Lindsey Dietz says
I think you should! 😉
I fried some sage leaves from the big bush my sister gave me for the garden. They are wonderful, so light and crispy. It will be fantastic to use on soups. Thanks for this idea.
Lindsey Dietz says
Glad you’ve already tried this crispy delicacy, Donna!
I am mind blown! I had never heard of this or thought about it! Now I have to try! 🙂
Lindsey Dietz says
I had never heard of it either until my friend mentioned it! The taste is mind-blowing!
They are super yummy in pasta. I fry them in extra butter. Let the butter brown a little and then toss with your favorite cooked pasta noodle (we like ravioli) and lots or parmesan cheese.
I have been frying sage leaves since I planted it in my herb garden few years ago.

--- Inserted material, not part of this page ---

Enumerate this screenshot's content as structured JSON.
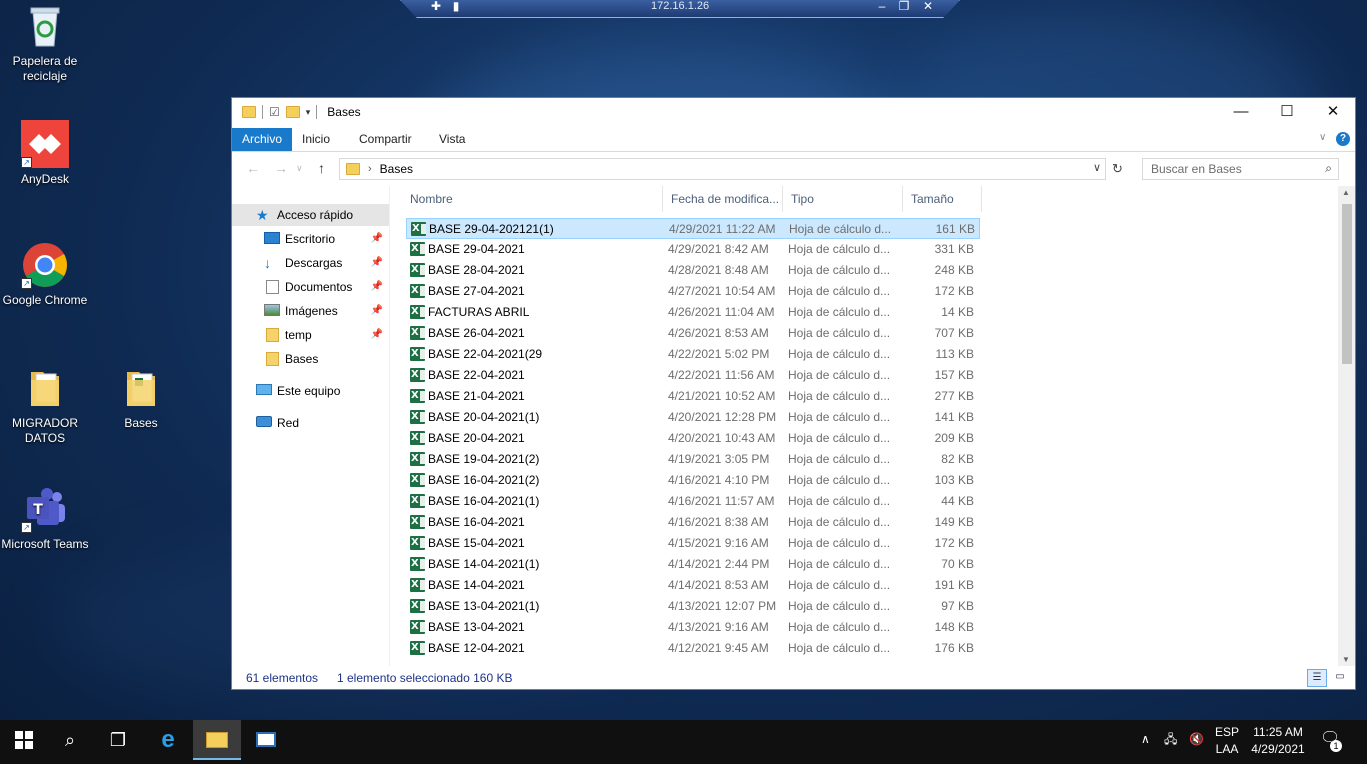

The idea for me originated from the below gnocchi recipe. Now I keep these fried herbs in an airtight container in fridge for using during winter.
As for the gnocchi, first I fry sage leaves in butter and keep aside. Then sauté chopped garlic in the butter to which I add more sage leaves and then throw in some lemon juice and cooked gnocchi and some salt. Plate and garnish with chopped parsley, Parmesan and fried sage…..
Roz (Midwife and Child and Family Health Nurse) says
Just a warning to nursing mothers – sage can suppress the production of breast milk so probably not the best recipe to try if you are feeding your bub.
Tried this today as soon as I saw the recipe, WOW-FANTASTIC!!!
I added garlic to mine plus sprinkled with sea salt;then ate the lot!